Regarding Extensions

James addressed the idea that Esri is extending the core capability of ArcGIS to include functionality that, in the the not-too-distant past, would have been left to strategic partners and other third-party integrators. When I touched upon this last week, I came at it from the standpoint that it will streamline procurement for Federal users. This observation was driven by the fact that I was at the Federal GIS Conference and it made sense for that audience.

James is correct that end users will be happy with having all of this new capability “just in there.” But, in truth, I can imagine another reason for Esri to take this step. The fact is that a lot of third-party extensions to ArcGIS (especially for ArcGIS Desktop) really kind of stink. I won’t name any because I don’t need that can of worms in my life but it’s easy to find third-party extensions with poor UIs, bad exception handling, unacceptable performance and generally poor implementation that can just crash ArcGIS. If you are a “power user” that has a number of these third-party tools running in the same process space, who knows what they are doing to each other or to ArcGIS?

But ask yourself this: When ArcMap crashes, do you curse ACME Geospatial and that crappy extension they built or do you curse ArcMap? Admittedly, I’ve had ArcMap inexplicably crash on me without any third-party tools but every third-party extension adds just a little bit more risk that, most likely, will ding the user’s impression of Esri rather than that of the third-party developer. In short, bad third-party tools reflect poorly on Esri and perhaps even more so than the developer because most users can’t see the distinction at runtime. They just see that ArcMap crashed.
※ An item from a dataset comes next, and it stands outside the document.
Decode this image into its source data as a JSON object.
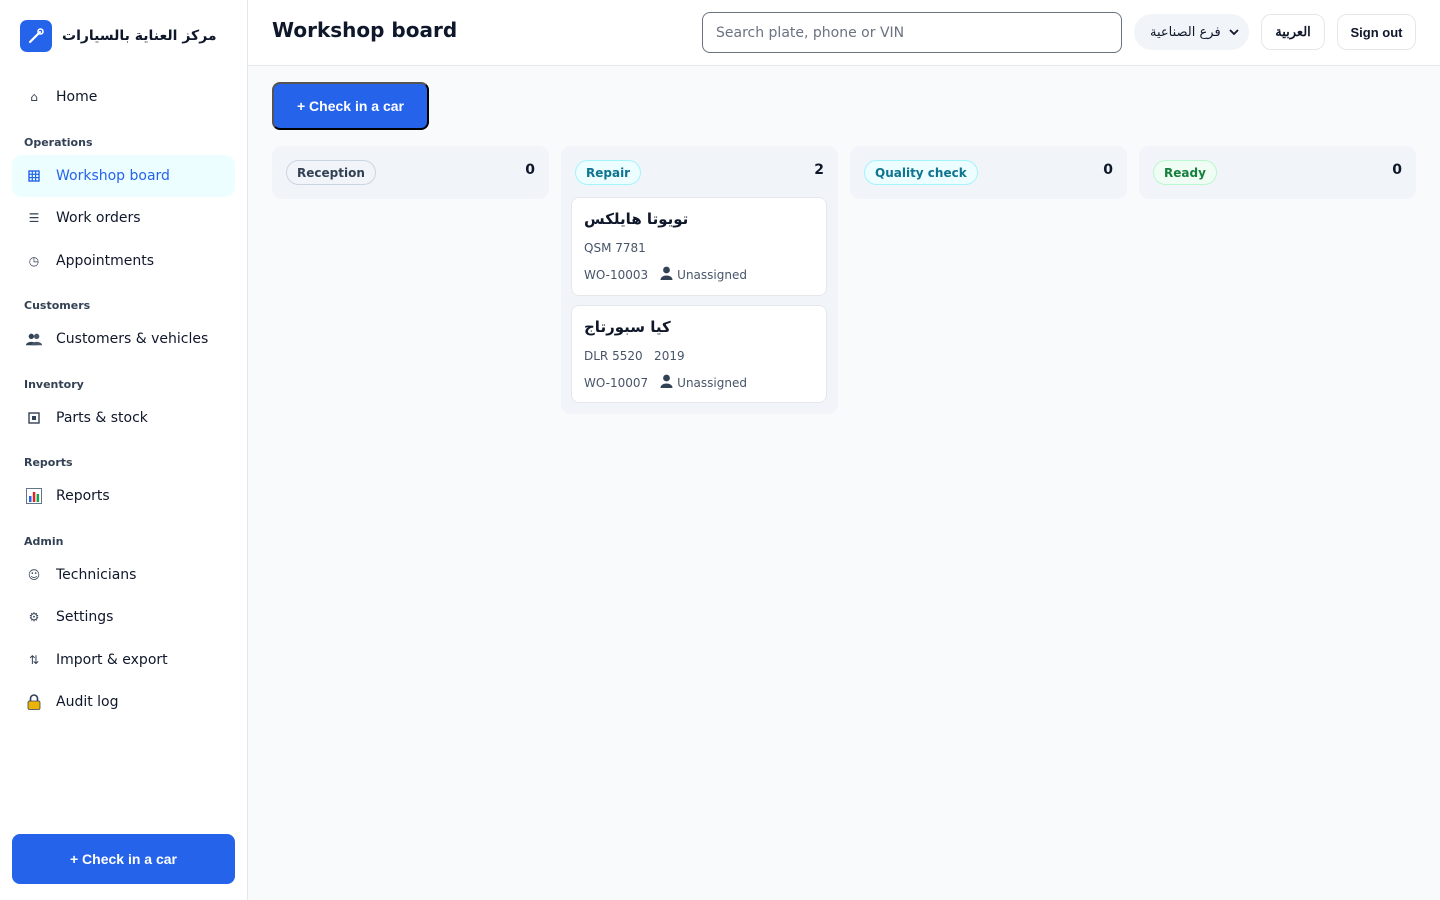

So, to mitigate this, I guess Esri could go all App Store on us and insist on some draconian process to get an extension “approved” or “certified” or some such nonsense. Or they could just build a lot of what these third-party tools do into the core product. If I’m Esri, I do the latter, saving myself a bunch of headaches and bringing these tools into my own development process, where I can control and support them. (I know…Or they could open-source the whole thing but that’s not going to happen so I’m not going there.)

After years of dealing with some fairly poor third-party tools, I certainly can’t blame Esri for heading in this direction.

  • WRT addons crashing Arcgis, surely esri are to blame for building a plugin system so easily able to crash the whole application?Any kind of sand boxing would surely cost less than bundling functionality into the core product (and actually keep their business partners .. in business?)

    • The point could be argued endlessly, and I don’t necessarily disagree with you as I’ve done such things myself. The larger question is the whether those third-party tools bring much value to the platform. (Meaning tools that just plug gaps in the out-of-the-box capability. Many domain-specific tools add a lot of value.)

      I once had a developer of such tools describe their business model as “dashing in front of the steamroller and picking up dimes.” I’m not sure I’d be particularly concerned about partners who see their business that way.

      I also think we’ll see better sandboxing in a future release but I’m not looking for it in 10.x.

  • Another issue is keeping the core and extension technology in sync. You never know when the next core release will break an extension written for an earlier release. For the same reason I favor Drupal over WordPress + extensions for web development.

    • Yes, configuration management of APIs after you’ve cultivated a large third-party community is a big undertaking. It will be interesting to see how some of the hosted, HTTP-based interfaces that have emerged recently respond to this over time.